The State Department declined to detail the reasons for the woman’s departure. Spokesmen for the State Department and the Secret Service emphasized that they are on guard for the risk of foreign service nationals being pressured to spy for their country.
“The U.S. Secret Service recognizes that all Foreign Service Nationals (FSN) who provide services in furtherance of our mission, administrative or otherwise, can be subjected to foreign intelligence influence,” a statement read. “As such, all Foreign Service Nationals are managed accordingly to ensure that Secret Service and United States Government interests are protected at all times.”
The State Department carefully vets and monitors foreign service nationals for this kind of security breach, a spokesman said.
“Diplomatic Security and other law enforcement agencies rigorously vet new hires at our missions overseas, and all employees are also subject to ongoing reviews to ensure they are fully complying with their security responsibilities and Department security requirements,” said a statement from the State Department. “When we identify an employee in violation of security directives, we take appropriate action at the appropriate time.”
The woman’s termination was first reported by the Guardian.

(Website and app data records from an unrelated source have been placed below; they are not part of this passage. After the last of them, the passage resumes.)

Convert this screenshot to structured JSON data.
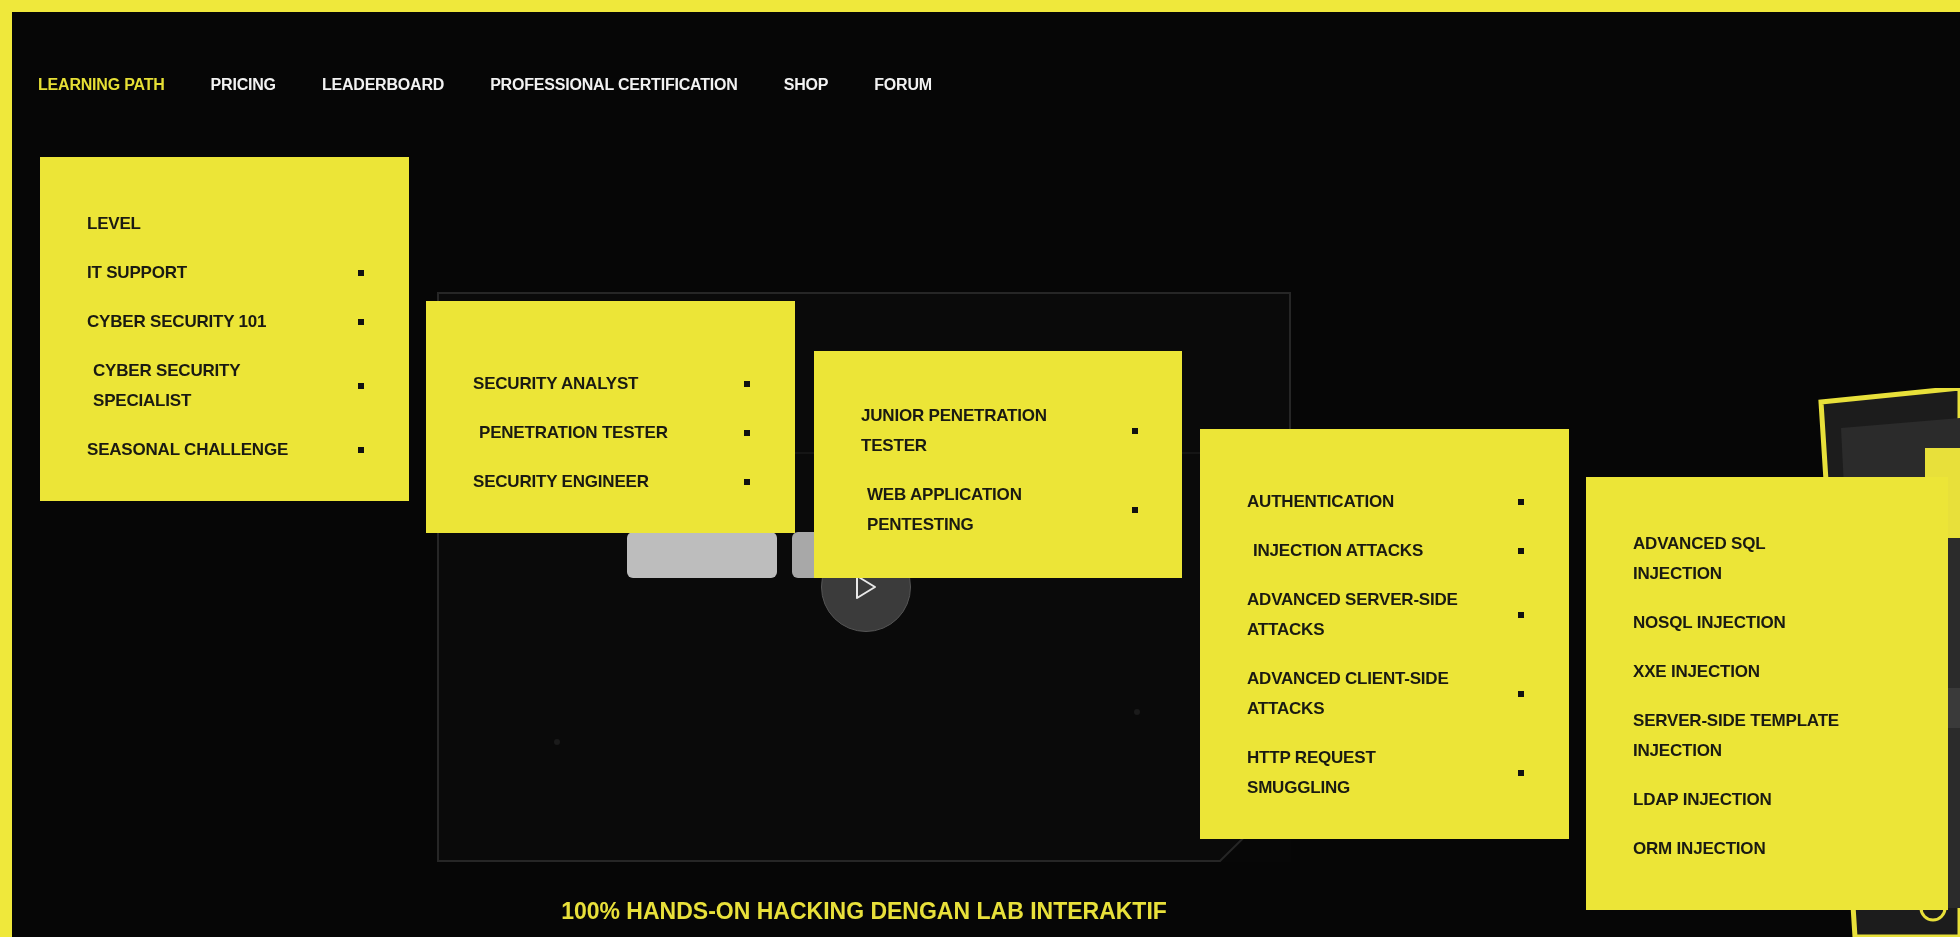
{
  "nav": [
    {
      "label": "LEARNING PATH",
      "selected": true
    },
    {
      "label": "PRICING",
      "selected": false
    },
    {
      "label": "LEADERBOARD",
      "selected": false
    },
    {
      "label": "PROFESSIONAL CERTIFICATION",
      "selected": false
    },
    {
      "label": "SHOP",
      "selected": false
    },
    {
      "label": "FORUM",
      "selected": false
    }
  ],
  "menus": [
    {
      "items": [
        {
          "kind": "heading",
          "label": "LEVEL"
        },
        {
          "kind": "link",
          "label": "IT SUPPORT",
          "has_submenu": true,
          "expanded": false
        },
        {
          "kind": "link",
          "label": "CYBER SECURITY 101",
          "has_submenu": true,
          "expanded": false
        },
        {
          "kind": "link",
          "label": "CYBER SECURITY SPECIALIST",
          "has_submenu": true,
          "expanded": true
        },
        {
          "kind": "link",
          "label": "SEASONAL CHALLENGE",
          "has_submenu": true,
          "expanded": false
        }
      ]
    },
    {
      "items": [
        {
          "kind": "link",
          "label": "SECURITY ANALYST",
          "has_submenu": true,
          "expanded": false
        },
        {
          "kind": "link",
          "label": "PENETRATION TESTER",
          "has_submenu": true,
          "expanded": true
        },
        {
          "kind": "link",
          "label": "SECURITY ENGINEER",
          "has_submenu": true,
          "expanded": false
        }
      ]
    },
    {
      "items": [
        {
          "kind": "link",
          "label": "JUNIOR PENETRATION TESTER",
          "has_submenu": true,
          "expanded": false
        },
        {
          "kind": "link",
          "label": "WEB APPLICATION PENTESTING",
          "has_submenu": true,
          "expanded": true
        }
      ]
    },
    {
      "items": [
        {
          "kind": "link",
          "label": "AUTHENTICATION",
          "has_submenu": true,
          "expanded": false
        },
        {
          "kind": "link",
          "label": "INJECTION ATTACKS",
          "has_submenu": true,
          "expanded": true
        },
        {
          "kind": "link",
          "label": "ADVANCED SERVER-SIDE ATTACKS",
          "has_submenu": true,
          "expanded": false
        },
        {
          "kind": "link",
          "label": "ADVANCED CLIENT-SIDE ATTACKS",
          "has_submenu": true,
          "expanded": false
        },
        {
          "kind": "link",
          "label": "HTTP REQUEST SMUGGLING",
          "has_submenu": true,
          "expanded": false
        }
      ]
    },
    {
      "items": [
        {
          "kind": "link",
          "label": "ADVANCED SQL INJECTION",
          "has_submenu": false,
          "expanded": false
        },
        {
          "kind": "link",
          "label": "NOSQL INJECTION",
          "has_submenu": false,
          "expanded": false
        },
        {
          "kind": "link",
          "label": "XXE INJECTION",
          "has_submenu": false,
          "expanded": false
        },
        {
          "kind": "link",
          "label": "SERVER-SIDE TEMPLATE INJECTION",
          "has_submenu": false,
          "expanded": false
        },
        {
          "kind": "link",
          "label": "LDAP INJECTION",
          "has_submenu": false,
          "expanded": false
        },
        {
          "kind": "link",
          "label": "ORM INJECTION",
          "has_submenu": false,
          "expanded": false
        }
      ]
    }
  ],
  "tagline": "100% HANDS-ON HACKING DENGAN LAB INTERAKTIF"
}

The woman was described by former co-workers as a native of St. Petersburg, a wife and mother, and a mild-mannered investigator who kept to herself. Her State Department employee picture shows a trim woman with a pale complexion and straight brown hair.
“She was not a social butterfly,” said David Rubincam, an FBI agent who served as the FBI’s legal attache in the U.S. Embassy in Moscow and retired in 2013. “There were a lot of Russians you would meet in the cafeteria. She wasn’t one of them. Pretty much kept to herself. Did her work and went home.”
U.S. embassies employ hundreds of local citizens to serve in a range of roles, including cafeteria workers and housekeeping staff as well as investigators and translators. In Russia, China and other adversarial countries, Rubincam said, U.S. officials assume foreign service nationals will be approached by their home country’s intelligence agencies for information.
In Russia, sometimes they will be pressured to begin working secretly for the FSB — to find out information the bureau is seeking about American diplomats or activities in the office.
“If you are a foreign-service-national investigator especially, the odds of the host nation, your own country’s intelligence agency, trying to sweet talk or strong-arm you for information is virtually 100 percent,” Rubincam said. “But you have to report it. If someone asks you to spy on the embassy that employs you, you have to report it. If you fail to report it, you’re gone.”
Rubincam said the FSB’s pressure on foreign nationals grew “increasingly aggressive” after Putin returned to the presidency in 2012. Some local employees found FSB agents in their apartments waiting for them after work.
“They pushed the door in on them when they got home from grocery shopping,” Rubincam said. “They said, ‘You’re going to do this, and you’re doing to do that.’ They tried to use leverage on them.”
To protect sensitive information, the U.S. Embassy in Moscow has created a “hard line” in the building, which means there are separate floors of offices where foreign service nationals are unable to go. U.S. Marines guard the entrance to their floors to check badges. People with blue badges — American staffers — can enter. Those with yellow badges — foreign nationals — cannot.
Julie Tate contributed to this report.